Snow dump breaks records

Ben Stark, Staff Writer

A foot of snow and stranded motorists are nothing new for Minnesotans, just like how shoveling out cars and cancelled classes are not new for Augsburg students. However, the timing is. Last weekend’s blizzard broke new records in the Metro area. The total snowfall, 15.9 inches, was the largest recorded snowfall in April in Minnesota history. The previous record holder was a storm in 1983 which dropped 13.6 inches across the area. The storm also made this year the snowiest start of the calendar year.

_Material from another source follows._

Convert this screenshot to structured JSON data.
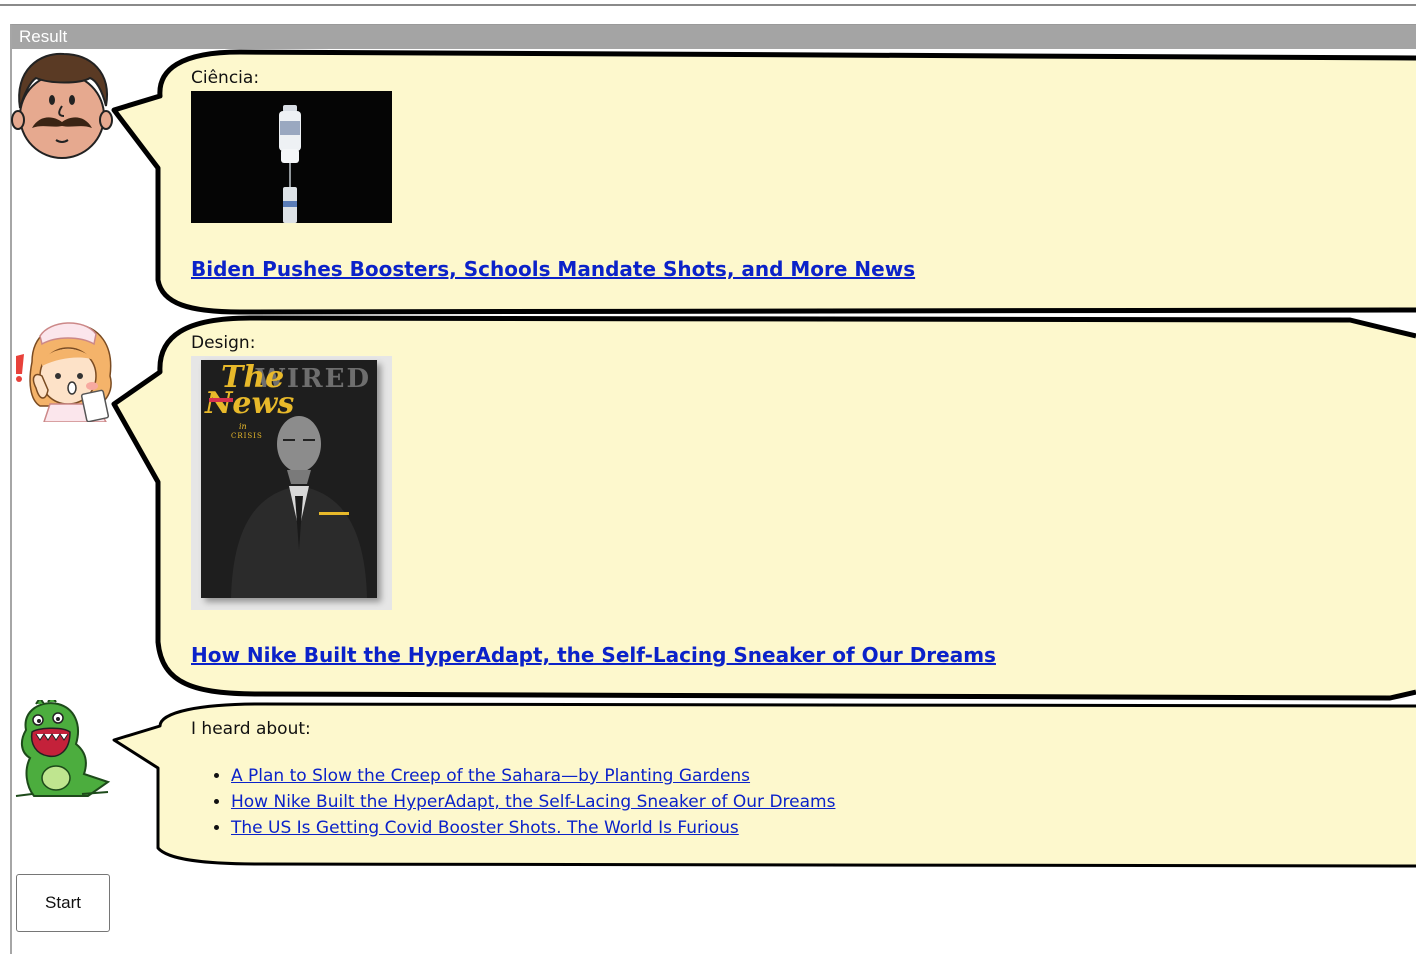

Overcast skies on the previous Friday morning became rain by 2 p.m. Around 4 p.m., a heavy system of hail came through the area. Snow and strong winds followed after that without stopping. By midnight on Friday, snow plows were struggling to keep the interstates clear. On Saturday, the snow continued to fall. Many cars stalled out in the accumulating snow. Strangers came together to push stranded drivers out of ditches and drifts. April looked like January, and the snow continued on Sunday. Power outages were reported around the state, canceling proms and other events.

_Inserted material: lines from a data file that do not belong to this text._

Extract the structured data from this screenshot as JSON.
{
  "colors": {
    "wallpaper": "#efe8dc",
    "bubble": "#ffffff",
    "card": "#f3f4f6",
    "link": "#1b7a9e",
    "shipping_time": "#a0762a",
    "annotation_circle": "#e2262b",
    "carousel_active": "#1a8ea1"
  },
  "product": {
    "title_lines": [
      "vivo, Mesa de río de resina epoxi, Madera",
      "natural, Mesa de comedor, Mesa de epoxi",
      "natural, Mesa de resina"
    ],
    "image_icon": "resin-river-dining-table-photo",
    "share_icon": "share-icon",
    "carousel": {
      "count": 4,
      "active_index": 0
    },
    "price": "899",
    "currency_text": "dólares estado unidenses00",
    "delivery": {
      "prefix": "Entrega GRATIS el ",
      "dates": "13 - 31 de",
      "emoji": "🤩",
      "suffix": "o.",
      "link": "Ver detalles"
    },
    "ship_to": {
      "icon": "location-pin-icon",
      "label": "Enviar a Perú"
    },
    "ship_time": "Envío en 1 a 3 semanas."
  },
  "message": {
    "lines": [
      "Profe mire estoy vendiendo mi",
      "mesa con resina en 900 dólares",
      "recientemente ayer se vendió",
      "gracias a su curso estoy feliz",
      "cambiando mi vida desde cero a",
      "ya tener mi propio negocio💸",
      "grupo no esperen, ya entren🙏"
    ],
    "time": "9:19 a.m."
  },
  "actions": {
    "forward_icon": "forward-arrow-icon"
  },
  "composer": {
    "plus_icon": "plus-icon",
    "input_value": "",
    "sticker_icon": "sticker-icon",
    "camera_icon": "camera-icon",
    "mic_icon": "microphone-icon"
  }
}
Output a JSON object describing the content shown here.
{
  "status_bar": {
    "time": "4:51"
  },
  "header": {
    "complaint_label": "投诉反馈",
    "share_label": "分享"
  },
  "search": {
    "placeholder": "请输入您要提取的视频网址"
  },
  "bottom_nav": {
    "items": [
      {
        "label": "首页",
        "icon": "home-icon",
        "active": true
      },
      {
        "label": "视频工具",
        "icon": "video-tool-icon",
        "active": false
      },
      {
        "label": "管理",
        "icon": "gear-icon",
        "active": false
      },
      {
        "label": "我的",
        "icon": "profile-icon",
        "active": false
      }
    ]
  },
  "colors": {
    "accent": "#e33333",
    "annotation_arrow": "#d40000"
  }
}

Over 600 vehicle crashes were reported statewide. As of last Sunday, 1,058 spinouts and 20 jackknifed trailers were reported to the Minnesota State Patrol. My car was one of the many unreported spinouts, and AAA had suspended all towing and roadside assistance on Saturday night. So early Sunday morning I shoveled my car out of a ditch in blizzard conditions.

Everyone had plenty of adventures to share. I swapped stories with Mike, a guy waiting for takeout at the Free House restaurant on Washington, and we relived our big moments over the weekend. Mike had pushed seven Uber drivers out of the snow. Uber offers higher rates to drivers in bad weather, but obviously their cars could not handle the elements. Mike had even seen a snow plow stalled out in Uptown. One of the beautiful aspects of any big storm are the human encounters during. Everyone pitched in to help one another.

Minneapolis and St. Paul both declared snow emergencies. This pulled residents out of their homes to frantically shovel out their cars before traffic police or tow trucks arrived. Buried cars and ticket-happy traffic police added to the end-of-semester stress. On Monday night, the Minneapolis impound lot reported 570 towed cars, compared to zero in St. Paul. Maybe they have better parking signs there.

It seems weird to talk about graduation and summer vacation during a cold April. After this weekend, it might be tempting to plan an exotic getaway, but don’t take the bait. Historically, cold Aprils have not led to cold summers. Save the tropical trip for next winter.

This article first appeared in the Friday, April 20 edition of The Echo.